A Collaboration with the University of Pittsburgh

UN calls for ratification of ban on child soldiers

The UN envoy for Children and Armed Conflict [official website] on Monday urged [press release] all nations to ratify a treaty protocol that would criminalize recruitment of child soldiers and set the minimum age of recruitment at 18. The Optional Protocol on the Involvement of Children in Armed Conflict of the Convention on the Rights of the Child [text] seeks to prevent children from taking part in conflicts. In a statement timed to coincide with the 10th anniversary of the Optional Protocol, the Special Representative of the Secretary-General for Children and Armed Conflict Radhika Coomaraswamy, pleaded that all states must ratify the Protocol: "Every country, big or small, with or without a standing army, at peace or in conflict, has a role to play in abolishing the inhumane practice of recruiting and using children in war." The treaty protocol has already been ratified by about three quarters of UN member states and needs ratification in an additional 49 states to make the protocol universal.

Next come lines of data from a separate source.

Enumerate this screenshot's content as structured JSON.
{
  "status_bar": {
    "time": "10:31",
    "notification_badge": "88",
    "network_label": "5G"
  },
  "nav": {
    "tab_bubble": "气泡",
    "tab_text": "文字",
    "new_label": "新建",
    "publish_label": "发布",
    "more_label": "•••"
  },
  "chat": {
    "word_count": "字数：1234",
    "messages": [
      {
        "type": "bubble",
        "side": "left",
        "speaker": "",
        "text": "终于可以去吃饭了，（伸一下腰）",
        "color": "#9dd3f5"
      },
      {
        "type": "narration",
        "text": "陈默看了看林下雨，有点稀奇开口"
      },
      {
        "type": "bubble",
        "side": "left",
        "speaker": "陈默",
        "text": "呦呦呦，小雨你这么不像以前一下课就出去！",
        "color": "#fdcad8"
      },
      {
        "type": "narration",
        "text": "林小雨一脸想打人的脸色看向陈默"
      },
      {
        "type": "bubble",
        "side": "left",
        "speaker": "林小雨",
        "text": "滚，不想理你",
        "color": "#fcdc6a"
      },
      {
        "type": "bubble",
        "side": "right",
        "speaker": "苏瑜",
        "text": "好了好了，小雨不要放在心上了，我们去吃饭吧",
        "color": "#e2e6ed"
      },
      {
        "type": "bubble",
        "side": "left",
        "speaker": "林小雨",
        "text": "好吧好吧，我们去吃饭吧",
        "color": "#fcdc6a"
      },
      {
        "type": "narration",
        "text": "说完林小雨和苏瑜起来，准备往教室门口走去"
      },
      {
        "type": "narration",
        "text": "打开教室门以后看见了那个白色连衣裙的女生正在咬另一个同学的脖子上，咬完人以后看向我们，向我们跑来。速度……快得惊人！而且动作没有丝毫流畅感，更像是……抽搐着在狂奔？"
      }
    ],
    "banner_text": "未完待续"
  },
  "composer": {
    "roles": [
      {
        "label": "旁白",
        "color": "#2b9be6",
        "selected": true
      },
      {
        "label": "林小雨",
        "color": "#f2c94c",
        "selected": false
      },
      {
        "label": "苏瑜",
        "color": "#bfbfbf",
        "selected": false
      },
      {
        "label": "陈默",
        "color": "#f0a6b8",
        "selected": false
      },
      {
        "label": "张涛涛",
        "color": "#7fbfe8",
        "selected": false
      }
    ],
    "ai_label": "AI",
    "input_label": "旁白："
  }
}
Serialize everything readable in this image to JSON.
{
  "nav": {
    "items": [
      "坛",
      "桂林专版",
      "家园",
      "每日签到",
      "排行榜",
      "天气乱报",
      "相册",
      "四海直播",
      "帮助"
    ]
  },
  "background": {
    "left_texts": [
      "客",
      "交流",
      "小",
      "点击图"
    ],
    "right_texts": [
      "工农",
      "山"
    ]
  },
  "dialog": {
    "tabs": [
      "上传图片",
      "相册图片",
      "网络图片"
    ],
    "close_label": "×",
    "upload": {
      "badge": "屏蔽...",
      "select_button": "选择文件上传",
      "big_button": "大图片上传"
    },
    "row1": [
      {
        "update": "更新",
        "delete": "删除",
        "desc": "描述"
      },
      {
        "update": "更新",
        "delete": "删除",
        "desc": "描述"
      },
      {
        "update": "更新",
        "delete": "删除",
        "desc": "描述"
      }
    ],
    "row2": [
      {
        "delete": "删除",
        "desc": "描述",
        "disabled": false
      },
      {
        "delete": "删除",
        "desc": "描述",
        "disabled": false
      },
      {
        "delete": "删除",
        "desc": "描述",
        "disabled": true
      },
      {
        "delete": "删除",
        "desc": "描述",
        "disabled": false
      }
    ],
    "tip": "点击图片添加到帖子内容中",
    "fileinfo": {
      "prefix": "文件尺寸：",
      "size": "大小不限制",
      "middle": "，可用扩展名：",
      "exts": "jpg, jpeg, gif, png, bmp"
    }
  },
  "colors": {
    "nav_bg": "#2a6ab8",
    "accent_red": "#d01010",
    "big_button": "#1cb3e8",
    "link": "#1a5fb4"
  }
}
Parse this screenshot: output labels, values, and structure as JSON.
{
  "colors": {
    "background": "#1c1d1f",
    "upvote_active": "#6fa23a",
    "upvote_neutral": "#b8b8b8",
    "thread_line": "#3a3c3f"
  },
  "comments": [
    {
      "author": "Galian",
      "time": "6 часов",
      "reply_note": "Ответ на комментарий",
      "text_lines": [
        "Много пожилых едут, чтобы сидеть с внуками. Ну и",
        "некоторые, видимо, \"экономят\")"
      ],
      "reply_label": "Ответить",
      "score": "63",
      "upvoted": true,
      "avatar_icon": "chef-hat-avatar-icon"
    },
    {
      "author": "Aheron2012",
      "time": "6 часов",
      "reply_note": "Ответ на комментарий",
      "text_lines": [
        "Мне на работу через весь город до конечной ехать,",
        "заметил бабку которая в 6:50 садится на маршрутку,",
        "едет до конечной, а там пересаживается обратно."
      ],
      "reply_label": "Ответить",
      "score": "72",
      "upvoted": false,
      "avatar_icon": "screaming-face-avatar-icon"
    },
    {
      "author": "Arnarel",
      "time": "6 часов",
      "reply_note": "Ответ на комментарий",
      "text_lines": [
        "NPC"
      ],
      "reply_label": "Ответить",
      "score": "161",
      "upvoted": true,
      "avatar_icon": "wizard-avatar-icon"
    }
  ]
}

The problem of recruitment of child soldiers [JURIST news archives] is ongoing in many nations. In 2006, prosecutors at the International Criminal Court (ICC) [official website] formally charged [JURIST report] Thomas Lubanga, founder of the militant Union of Patriotic Congolese, accusing him of enlisting child soldiers in the violence-plagued Ituri district of the Democratic Republic of the Congo (DRC). His trial began in January 2009 after being delayed for evidentiary reasons and was halted soon after when one of the child witnesses recanted his testimony [JURIST reports] that Lubanga had recruited him for the militia. In August of last year, the ICC concluded [JURIST report] Lubanga's trial after two years. A verdict is expected in the case early this year.

About Paper Chase

Paper Chase is JURIST's real-time legal news service, powered by a team of 30 law student reporters and editors led by law professor Bernard Hibbitts at the University of Pittsburgh School of Law. As an educational service, Paper Chase is dedicated to presenting important legal news and materials rapidly, objectively and intelligibly in an accessible format.

© Copyright JURIST Legal News and Research Services, Inc., 2013.